You must have a running Hiveserver2 server.

Several Hive security modes are supported. See Hive for more information.

Testing Hadoop connnectivity prior to installation

First, test that the machine running DSS has proper Hadoop connectivity.

A prerequisite is to have the “hadoop” binary in your PATH. To test it, simply run:

hadoop version

It should display version information for your Hadoop distribution.

You can check HDFS connectivity by running the following command from the DSS account:

hdfs dfs -ls /
# Or the following alternate form for older installations, and MapR distributions
hadoop fs -ls /

hive binary

If you want to run Hive recipes using “Hive CLI” mode, you need a properly configured “hive” command line client for the DSS user account (available in the PATH).

You can check Hive connectivity by running the following command from the DSS account:

hive -e "show databases"

If it succeeds, and lists the databases declared in your global Hive metastore, your Hive installation is correctly set up for DSS to use it.

This is only required if you intend on using the “Hive CLI” mode of Hive recipes. For more information on Hive recipe modes, see Hive execution engines

Setting up DSS Hadoop integration


If your Hadoop cluster has Kerberos security enabled, please don’t follow these instructions. Head over to Connecting to secure clusters.

If your Hadoop cluster does not have security (Kerberos) enabled, DSS automatically checks for Hadoop connectivity at installation time, and automatically configures Hadoop integration if possible. You don’t need to perform the dsadmin install-hadoop-integration step. You still need to perform Hive and Impala configuration, though.

You can configure or reconfigure DSS Hadoop integration at any further time:

  • Go to the DSS data directory

  • Stop DSS:

./bin/dss stop
  • Run the setup script

./bin/dssadmin install-hadoop-integration
  • Restart DSS

./bin/dss start


You should reconfigure Hadoop integration using the above procedure whenever your cluster installation changes, such as after an upgrade of your cluster software.

Test HDFS connection

To test HDFS connectivity, try to create an HDFS dataset:


With Hadoop integration disabled


With Hadoop integration enabled


If the Hadoop HDFS button does not appear, Data Science Studio has not properly detected your Hadoop installation.

You can then select the “hdfs_root” connection (which gives access to the whole HDFS hierarchy) and click the Browse button and verify that you can see your HDFS data.

Upon first setup of DSS Hadoop integration, two HDFS connections are defined: “hdfs_root” for read-only access to the entire HDFS filesystem, “hdfs_managed” to store DSS-generated datasets. You can edit these default connections, in particular their HDFS root path and default Hive database name, to match your installation. You can delete them or define additional ones as needed.

For more information, see Hadoop filesystems connections (HDFS, S3, EMRFS, WASB, ADLS, GS)

Standalone Hadoop integration

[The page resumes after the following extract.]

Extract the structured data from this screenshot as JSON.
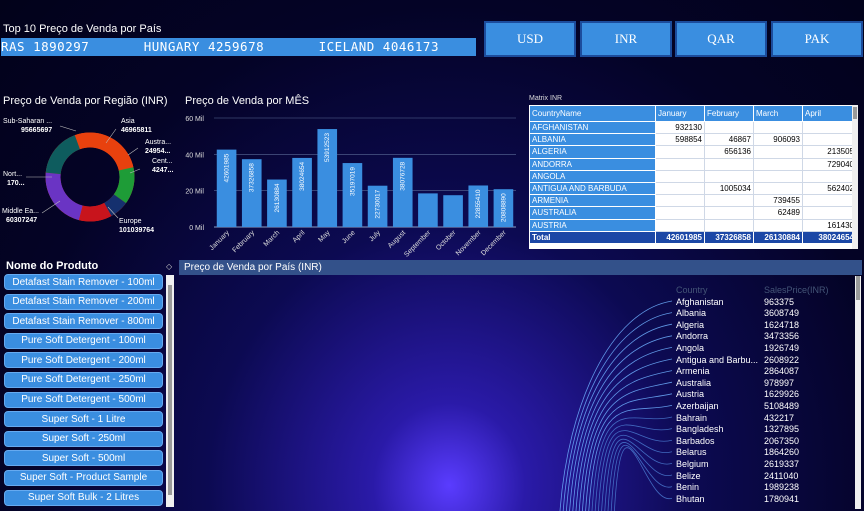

If you do not have a Hadoop cluster but want to set up a standalone hadoop integration, you can download the provided dataiku-dss-hadoop-standalone-libs-generic-hadoop3 binary from your usual Dataiku DSS download site. You can then run the standalone hadoop integration:

./bin/dss stop
./bin/dssadmin install-hadoop-integration -standalone generic-hadoop3 -standaloneArchive /PATH/TO/dataiku-dss-hadoop3-standalone-libs-generic...tar.gz
./bin/dss start

Configure Hive connectivity

For DSS to be able to read and write Hive table definitions, you must setup the host of your HiveServer2.

Go to Administration > Settings > Hive, enter the host name of your HiveServer2, and save settings.

For more information, see Hive

If you want to run Hive recipes using “Hive CLI” mode, you also need a properly configured “hive” command line client for the DSS user account.

Configure Impala connectivity

If your Hadoop cluster has Impala, you need to configure the impalad hosts.

Go to Administration > Settings > Impala, enable Impala, enter the list of Impala servers (if none is set, then the localhost will be used), and save settings.

For more information, see Impala.

Secure Hadoop connectivity

Connecting to secure Hadoop clusters requires additional configuration steps described in Connecting to secure clusters.